LOS ANGELES – The Kings’ season has come to a close. In a similar fashion to last season, they fell victim to Connor McDavid, Leon Draisaitl and the Edmonton Oilers. Where last season saw them take the Oil to seven games, only six would be needed this time around.
Looking to bounce back from Tuesday’s 6-3 loss in Edmonton, the Kings returned home wanting to mimic the fast start they got off to in Game 4. That wouldn’t be the case here as McDavid put the Oilers ahead just 1:25 into the game, a deft deflection off a shot-pass from Evan Bouchard. Like the majority of the games in this series, this one too felt like a game of cat-and-mouse, with no lead safe for even a moment.
It was a big night for Kevin Fiala, who had a goal and two primary assists. After missing the first three games of the series with a lower-body injury, he returned in Game 4 and had two primary assists. The reason the Kings acquired him from the Minnesota Wild last summer was for performances exactly like these.
On the other end matching Fiala was Klim Kostin, who had two goals and the secondary assist on Kailer Yamamoto’s game-winning goal with 3:03 remaining in the third period. “Thank goodness it went in,” said Yamamoto, the game-winner being his first goal of the series. He and Kostin combined for five points on the night.
Although another series loss to Edmonton is frustrating, it’s a position that the Kings put themselves in. A late-season slump in April took them from second in the division to third and almost dropped them all the way into the first Wild Card spot. This came after a 12-game point streak in the month of March.
This lack of consistency is what plagued the Kings throughout the series and it’s something that head coach Todd McClellan touched on in his post-game press conference: “I could give different names every night (for who played well) and that’s probably why we didn’t win. As guys took it up, they kind of fell off a little bit.”
“We have players obviously that we’re disappointed in, that had better playoff series last year than they did this year and that can be young and old,” continued McClellan. “We have to look at why and how and decide whether those individuals are going to be able to adjust to play at this time of the year, but that’s what good teams do. That’s what good organizations do. They evaluate everything. Coaches need to be evaluated, players need to (be evaluated). We’ll do that as an organization and we’ll come out at the backend better.”
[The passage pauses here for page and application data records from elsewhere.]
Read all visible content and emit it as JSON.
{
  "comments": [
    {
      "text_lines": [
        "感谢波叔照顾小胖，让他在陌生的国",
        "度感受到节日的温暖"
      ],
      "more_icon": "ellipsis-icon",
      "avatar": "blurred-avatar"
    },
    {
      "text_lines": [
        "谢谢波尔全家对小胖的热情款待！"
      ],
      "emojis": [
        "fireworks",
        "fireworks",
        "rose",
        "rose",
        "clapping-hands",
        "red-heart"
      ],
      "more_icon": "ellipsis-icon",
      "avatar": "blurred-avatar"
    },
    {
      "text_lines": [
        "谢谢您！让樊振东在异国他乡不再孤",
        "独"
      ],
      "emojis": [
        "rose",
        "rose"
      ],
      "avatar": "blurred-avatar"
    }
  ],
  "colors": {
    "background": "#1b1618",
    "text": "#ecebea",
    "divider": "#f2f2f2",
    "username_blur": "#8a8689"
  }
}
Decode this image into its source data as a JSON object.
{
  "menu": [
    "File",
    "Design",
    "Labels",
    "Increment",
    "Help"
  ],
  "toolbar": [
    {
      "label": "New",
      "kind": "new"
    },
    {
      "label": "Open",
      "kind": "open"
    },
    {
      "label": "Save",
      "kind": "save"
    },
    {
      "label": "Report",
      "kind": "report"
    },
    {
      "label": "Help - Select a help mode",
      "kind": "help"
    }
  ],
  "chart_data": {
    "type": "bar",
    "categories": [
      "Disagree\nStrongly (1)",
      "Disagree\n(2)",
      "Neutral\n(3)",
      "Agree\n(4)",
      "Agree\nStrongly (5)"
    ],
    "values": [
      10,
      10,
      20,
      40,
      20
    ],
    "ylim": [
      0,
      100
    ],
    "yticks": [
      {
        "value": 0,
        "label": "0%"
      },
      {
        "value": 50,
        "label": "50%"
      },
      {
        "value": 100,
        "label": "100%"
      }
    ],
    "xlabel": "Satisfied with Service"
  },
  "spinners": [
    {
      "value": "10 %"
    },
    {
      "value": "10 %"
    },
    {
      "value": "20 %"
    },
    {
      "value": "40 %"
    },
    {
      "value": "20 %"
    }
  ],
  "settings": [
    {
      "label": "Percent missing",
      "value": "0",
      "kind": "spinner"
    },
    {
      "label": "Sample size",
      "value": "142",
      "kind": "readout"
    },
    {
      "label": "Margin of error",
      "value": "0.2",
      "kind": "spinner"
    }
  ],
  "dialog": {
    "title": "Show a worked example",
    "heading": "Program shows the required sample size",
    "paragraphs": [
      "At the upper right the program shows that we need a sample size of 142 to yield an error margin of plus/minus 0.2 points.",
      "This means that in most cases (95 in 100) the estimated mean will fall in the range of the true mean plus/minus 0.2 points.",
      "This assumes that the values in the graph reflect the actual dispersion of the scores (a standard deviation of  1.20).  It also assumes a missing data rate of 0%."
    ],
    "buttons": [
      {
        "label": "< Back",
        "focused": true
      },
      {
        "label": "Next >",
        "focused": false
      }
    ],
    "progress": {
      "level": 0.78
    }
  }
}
As far as players who did play well over the stretch of the series, Adrian Kempe continued to prove that last season’s performance was no fluke. Becoming the first 40-goal scorer in franchise history since 1993-94, Kempe had five goals and eight points in the series––leading the team in both totals.
The Kings have several important decisions to make ahead of free agency this summer, most notably regarding the impending free agent statuses of Joonas Korpisalo and Vlad Gavrikov. Both players were acquired from Columbus in the deal that sent Jonathan Quick to the Blue Jackets and both players immediately strengthened the team. Gavrikov added a dependable, left-handed shutdown option behind Mikey Anderson and Korpisalo was an upgrade in net over Quick.
The strong play of Gavrikov into the playoffs may perhaps price him out of the Kings’ preferred range, but he is a player that they might not be able to afford to lose. Korpisalo played well in the first few games of the series but looked like a different player in the last few games of the series. His return may depend on how comfortable the Kings feel going with a tandem of Pheonix Copley and Erik Portillo, who signed an ELC with the Kings earlier this month.
A 100-plus point season––their first since 2015-16––is nothing to scoff at, especially after the Kings just barely missed out on reaching that mark last season. But, just like that 2015-16 season, it ended with a loss in the first round. The Oilers are a formidable opponent and McClellan alluded to the fact that those Oilers aren’t going anywhere.
“For us to move forward to get to where we want to go, we’re probably going to have to play them again and again and again and we’re going to have to find ways to beat them.”
In order to achieve that goal of winning the Cup again, the Kings will likely have to get past the Oilers at some point. Currently, they’re not at that stage.